--- What this task involves ---
Every line below that holds "Mining" must be copied.

--- Material shown ---
>>>>

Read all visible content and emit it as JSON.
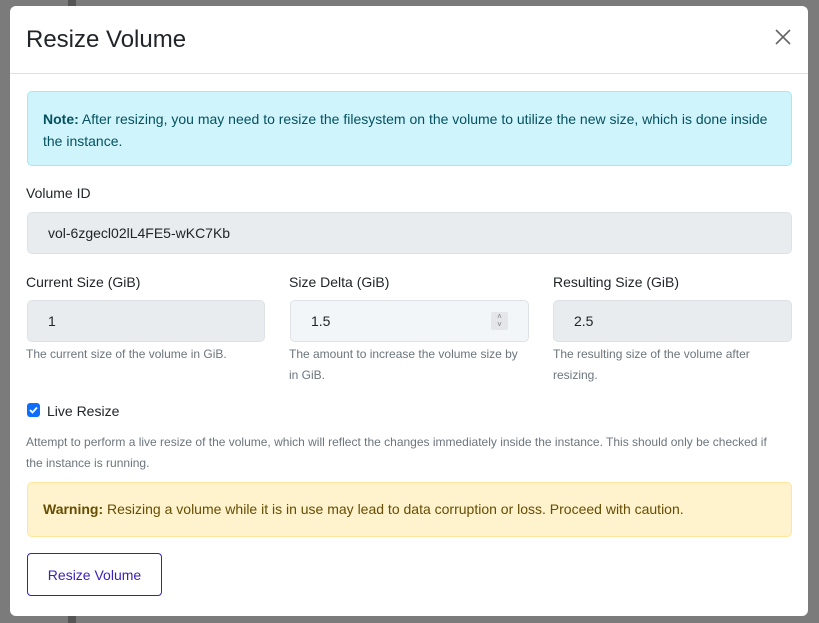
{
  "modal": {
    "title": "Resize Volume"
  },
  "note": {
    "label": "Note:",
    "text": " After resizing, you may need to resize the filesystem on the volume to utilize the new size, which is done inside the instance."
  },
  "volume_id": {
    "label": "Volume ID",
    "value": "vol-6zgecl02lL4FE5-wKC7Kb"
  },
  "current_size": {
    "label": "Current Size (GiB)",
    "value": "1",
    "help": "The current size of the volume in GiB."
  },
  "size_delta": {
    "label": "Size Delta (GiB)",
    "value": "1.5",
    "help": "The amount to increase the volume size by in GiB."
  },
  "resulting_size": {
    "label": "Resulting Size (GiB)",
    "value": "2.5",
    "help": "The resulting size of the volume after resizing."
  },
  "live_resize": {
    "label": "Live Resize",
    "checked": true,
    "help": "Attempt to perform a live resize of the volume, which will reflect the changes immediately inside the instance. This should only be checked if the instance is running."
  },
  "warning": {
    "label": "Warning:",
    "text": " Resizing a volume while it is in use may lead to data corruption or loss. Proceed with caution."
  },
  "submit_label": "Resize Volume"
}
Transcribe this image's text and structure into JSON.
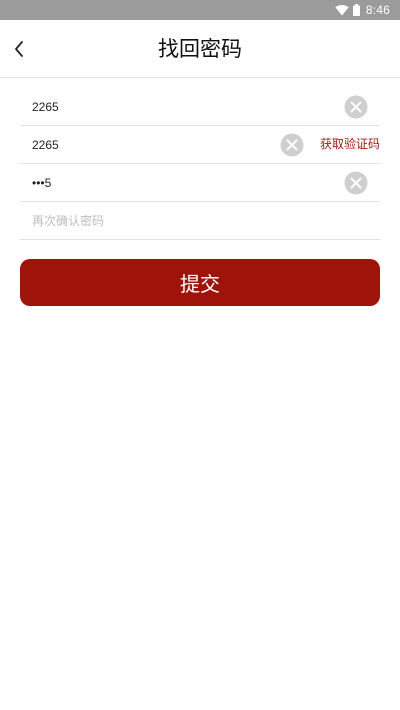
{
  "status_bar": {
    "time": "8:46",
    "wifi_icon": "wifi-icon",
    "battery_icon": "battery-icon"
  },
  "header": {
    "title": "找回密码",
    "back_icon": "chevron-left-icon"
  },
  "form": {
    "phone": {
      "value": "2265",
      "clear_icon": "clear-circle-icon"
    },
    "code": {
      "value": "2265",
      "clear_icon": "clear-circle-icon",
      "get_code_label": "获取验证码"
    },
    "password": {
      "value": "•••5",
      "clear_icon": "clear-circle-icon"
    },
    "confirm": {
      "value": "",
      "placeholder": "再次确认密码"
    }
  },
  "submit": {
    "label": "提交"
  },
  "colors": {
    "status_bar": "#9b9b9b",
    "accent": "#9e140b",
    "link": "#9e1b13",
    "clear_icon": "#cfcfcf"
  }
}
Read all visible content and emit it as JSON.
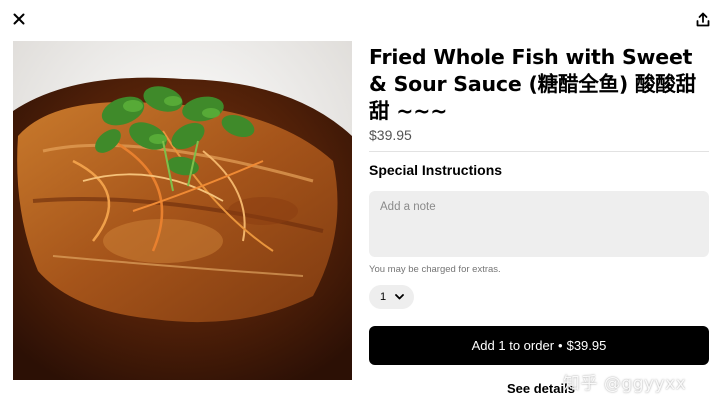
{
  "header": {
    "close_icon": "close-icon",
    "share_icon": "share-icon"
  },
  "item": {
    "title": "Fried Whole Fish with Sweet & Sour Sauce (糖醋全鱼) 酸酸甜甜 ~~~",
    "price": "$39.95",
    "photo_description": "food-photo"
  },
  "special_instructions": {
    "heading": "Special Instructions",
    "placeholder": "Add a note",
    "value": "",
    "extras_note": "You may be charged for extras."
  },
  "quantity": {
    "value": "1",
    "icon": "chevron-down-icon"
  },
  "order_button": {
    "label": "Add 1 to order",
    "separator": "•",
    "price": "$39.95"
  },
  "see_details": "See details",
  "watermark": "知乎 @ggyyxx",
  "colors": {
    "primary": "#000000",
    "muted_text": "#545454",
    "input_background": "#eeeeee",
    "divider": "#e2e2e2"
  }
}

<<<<
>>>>

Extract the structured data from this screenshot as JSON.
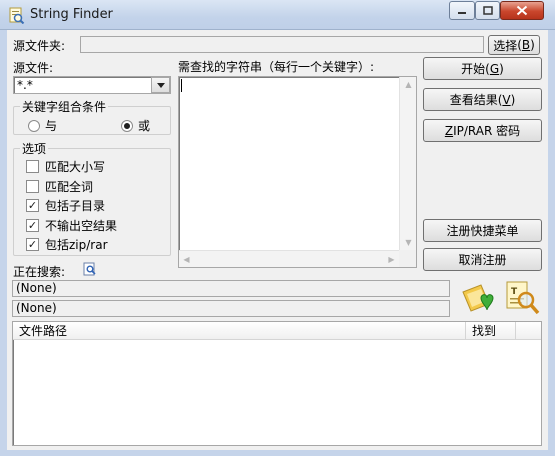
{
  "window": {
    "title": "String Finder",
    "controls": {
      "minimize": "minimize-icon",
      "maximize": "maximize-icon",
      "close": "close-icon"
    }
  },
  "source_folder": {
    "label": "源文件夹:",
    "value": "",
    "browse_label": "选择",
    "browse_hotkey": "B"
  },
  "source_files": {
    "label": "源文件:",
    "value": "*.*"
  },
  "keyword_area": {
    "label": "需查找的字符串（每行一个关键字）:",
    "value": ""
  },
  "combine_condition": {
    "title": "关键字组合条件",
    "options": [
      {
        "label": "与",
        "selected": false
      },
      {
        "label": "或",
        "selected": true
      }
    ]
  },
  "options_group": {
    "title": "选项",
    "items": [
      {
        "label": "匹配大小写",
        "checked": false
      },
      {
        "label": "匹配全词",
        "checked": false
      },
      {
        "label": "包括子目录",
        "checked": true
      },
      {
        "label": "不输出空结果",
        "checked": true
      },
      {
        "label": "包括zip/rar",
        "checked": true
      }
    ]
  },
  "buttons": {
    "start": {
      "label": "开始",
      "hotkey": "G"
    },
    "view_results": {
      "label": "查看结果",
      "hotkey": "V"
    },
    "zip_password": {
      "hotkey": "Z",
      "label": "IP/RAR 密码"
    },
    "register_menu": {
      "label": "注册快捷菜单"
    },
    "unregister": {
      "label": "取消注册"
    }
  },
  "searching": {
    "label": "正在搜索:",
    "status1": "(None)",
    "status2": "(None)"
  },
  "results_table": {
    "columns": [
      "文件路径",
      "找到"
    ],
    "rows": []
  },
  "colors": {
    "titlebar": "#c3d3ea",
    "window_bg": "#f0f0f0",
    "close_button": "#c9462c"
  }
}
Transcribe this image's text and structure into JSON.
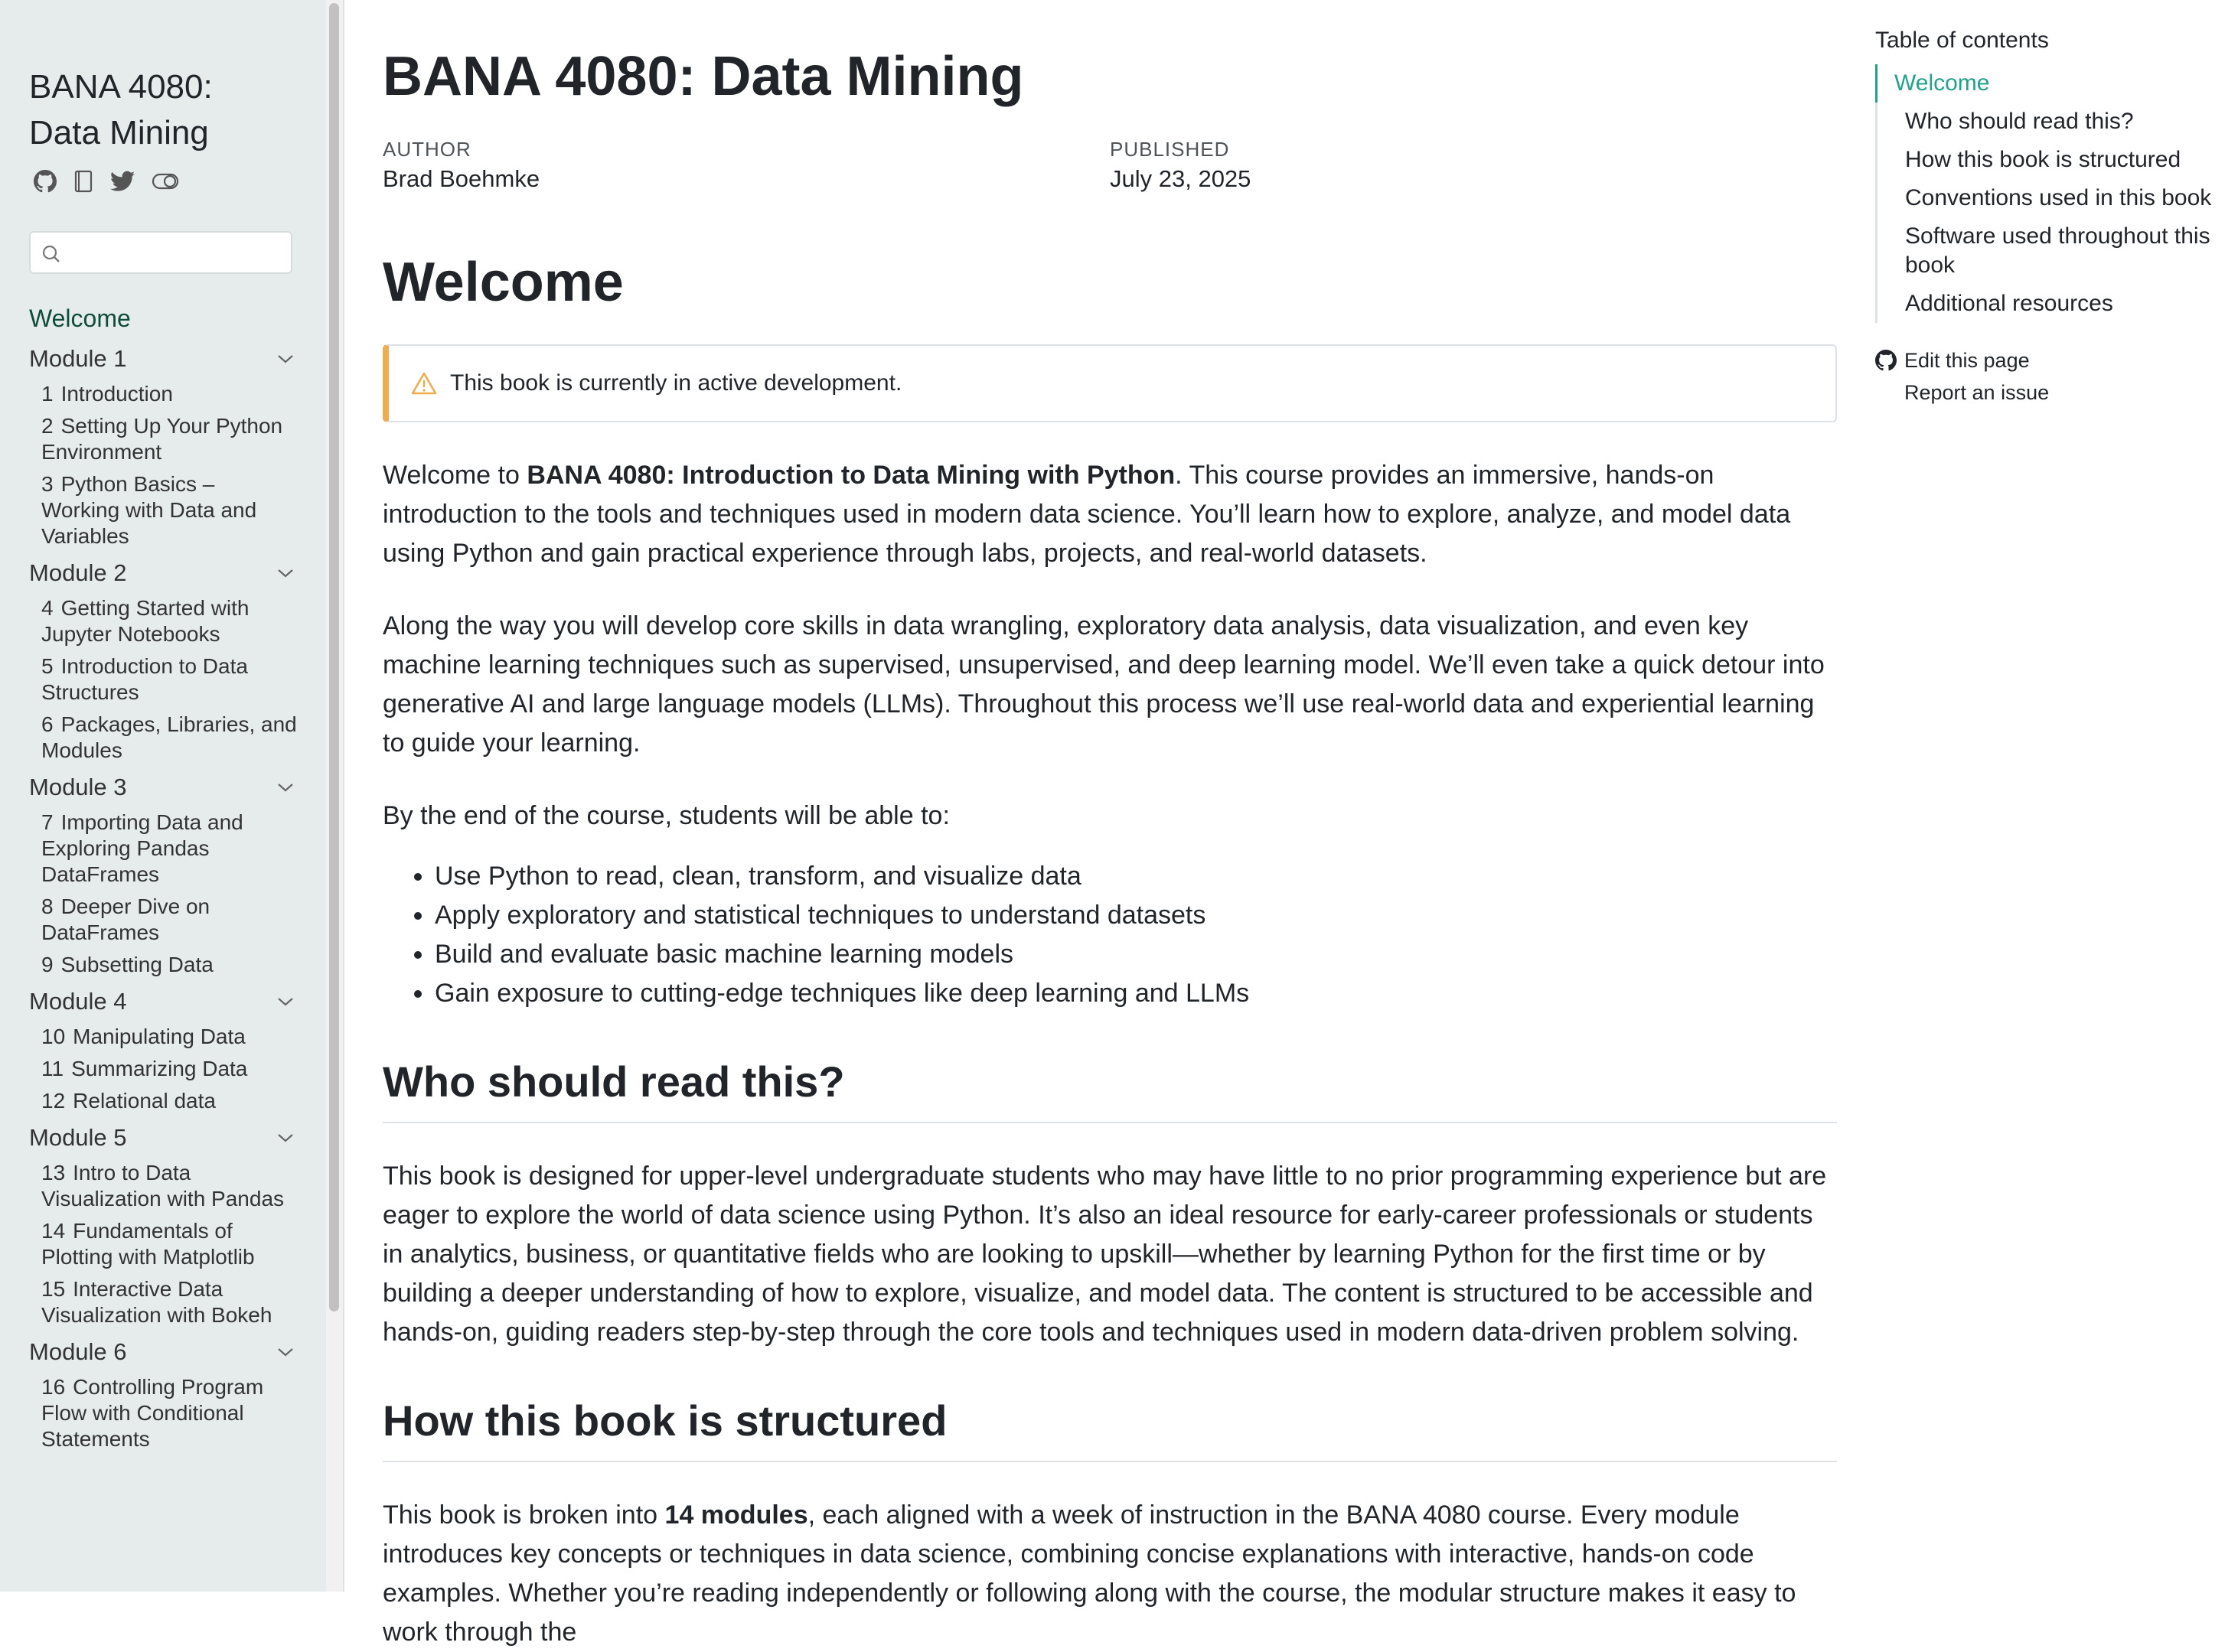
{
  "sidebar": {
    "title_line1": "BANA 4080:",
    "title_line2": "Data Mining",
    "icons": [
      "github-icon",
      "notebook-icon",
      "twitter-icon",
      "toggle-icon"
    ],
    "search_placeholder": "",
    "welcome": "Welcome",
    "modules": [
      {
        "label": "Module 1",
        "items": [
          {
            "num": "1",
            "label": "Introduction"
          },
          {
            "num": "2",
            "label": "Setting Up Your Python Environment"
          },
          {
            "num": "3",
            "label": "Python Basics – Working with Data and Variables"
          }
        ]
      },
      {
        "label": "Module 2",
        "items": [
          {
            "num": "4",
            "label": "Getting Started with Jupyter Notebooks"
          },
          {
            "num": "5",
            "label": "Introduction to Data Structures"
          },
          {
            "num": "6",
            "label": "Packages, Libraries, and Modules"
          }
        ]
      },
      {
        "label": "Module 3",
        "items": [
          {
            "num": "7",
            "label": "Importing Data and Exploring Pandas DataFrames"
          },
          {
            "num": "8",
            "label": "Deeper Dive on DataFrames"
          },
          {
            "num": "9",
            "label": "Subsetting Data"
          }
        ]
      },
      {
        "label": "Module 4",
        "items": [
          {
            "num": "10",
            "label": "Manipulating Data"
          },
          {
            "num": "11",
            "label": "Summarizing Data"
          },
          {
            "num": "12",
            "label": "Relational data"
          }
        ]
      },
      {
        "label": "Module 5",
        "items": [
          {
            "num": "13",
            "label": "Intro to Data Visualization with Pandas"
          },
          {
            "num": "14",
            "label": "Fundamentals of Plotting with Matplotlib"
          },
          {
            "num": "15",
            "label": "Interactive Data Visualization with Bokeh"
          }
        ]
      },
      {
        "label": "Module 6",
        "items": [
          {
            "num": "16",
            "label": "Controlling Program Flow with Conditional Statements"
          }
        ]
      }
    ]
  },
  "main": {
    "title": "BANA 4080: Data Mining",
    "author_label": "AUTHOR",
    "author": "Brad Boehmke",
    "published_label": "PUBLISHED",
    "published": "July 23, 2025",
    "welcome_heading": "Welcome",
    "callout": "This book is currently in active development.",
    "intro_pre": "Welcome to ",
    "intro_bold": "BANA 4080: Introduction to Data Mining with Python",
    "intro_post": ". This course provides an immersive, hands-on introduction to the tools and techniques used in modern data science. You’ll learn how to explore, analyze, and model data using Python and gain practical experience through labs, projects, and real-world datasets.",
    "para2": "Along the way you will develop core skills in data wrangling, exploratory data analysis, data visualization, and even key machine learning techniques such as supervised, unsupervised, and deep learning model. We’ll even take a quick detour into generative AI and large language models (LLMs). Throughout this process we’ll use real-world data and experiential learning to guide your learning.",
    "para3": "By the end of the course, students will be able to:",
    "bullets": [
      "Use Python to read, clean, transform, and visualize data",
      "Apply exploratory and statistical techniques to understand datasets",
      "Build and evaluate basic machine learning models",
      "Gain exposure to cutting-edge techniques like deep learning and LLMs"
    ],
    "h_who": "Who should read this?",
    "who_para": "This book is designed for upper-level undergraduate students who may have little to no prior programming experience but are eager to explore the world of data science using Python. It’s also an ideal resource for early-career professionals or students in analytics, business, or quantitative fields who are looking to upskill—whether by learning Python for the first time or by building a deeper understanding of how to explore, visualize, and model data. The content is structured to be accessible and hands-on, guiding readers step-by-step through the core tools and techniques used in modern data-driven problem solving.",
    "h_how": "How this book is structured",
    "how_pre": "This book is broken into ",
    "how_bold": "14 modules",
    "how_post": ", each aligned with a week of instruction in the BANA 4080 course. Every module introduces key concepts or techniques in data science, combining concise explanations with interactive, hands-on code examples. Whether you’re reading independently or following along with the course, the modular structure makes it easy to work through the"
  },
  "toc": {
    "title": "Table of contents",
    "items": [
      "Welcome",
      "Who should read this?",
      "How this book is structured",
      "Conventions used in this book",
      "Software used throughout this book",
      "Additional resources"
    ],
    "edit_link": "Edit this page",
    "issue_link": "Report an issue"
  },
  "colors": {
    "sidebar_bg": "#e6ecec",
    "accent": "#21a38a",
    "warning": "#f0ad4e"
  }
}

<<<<
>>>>

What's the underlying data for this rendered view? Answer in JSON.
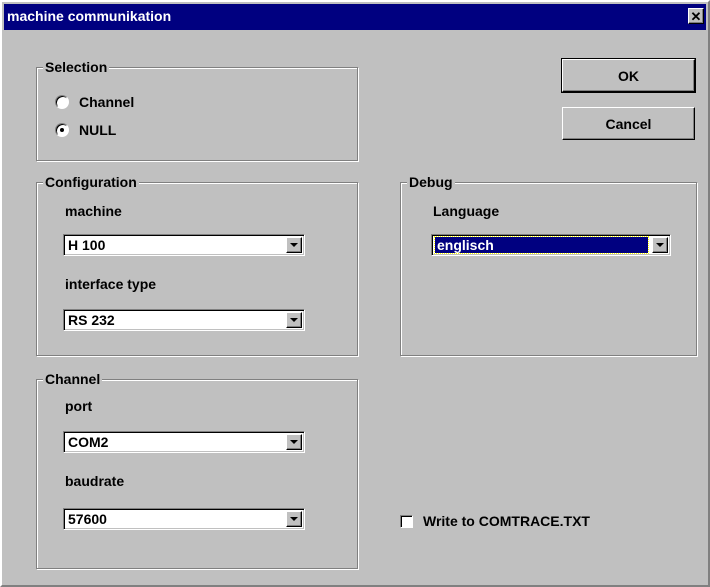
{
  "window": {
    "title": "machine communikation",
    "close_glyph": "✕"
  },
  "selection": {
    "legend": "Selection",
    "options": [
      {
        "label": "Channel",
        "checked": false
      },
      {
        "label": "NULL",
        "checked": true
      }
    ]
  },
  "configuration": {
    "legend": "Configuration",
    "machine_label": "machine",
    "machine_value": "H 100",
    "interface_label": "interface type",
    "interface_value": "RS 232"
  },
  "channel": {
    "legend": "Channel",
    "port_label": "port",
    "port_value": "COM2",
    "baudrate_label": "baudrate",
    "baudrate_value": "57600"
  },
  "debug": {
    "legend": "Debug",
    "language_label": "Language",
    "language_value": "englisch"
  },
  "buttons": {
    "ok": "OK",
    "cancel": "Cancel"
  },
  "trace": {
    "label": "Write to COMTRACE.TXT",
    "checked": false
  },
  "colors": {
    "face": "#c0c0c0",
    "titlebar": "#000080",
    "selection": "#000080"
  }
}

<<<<

--- Answer to this exercise ---
    "title_line2": "Data Mining",
    "title": "BANA 4080: Data Mining",
    "intro_bold": "BANA 4080: Introduction to Data Mining with Python",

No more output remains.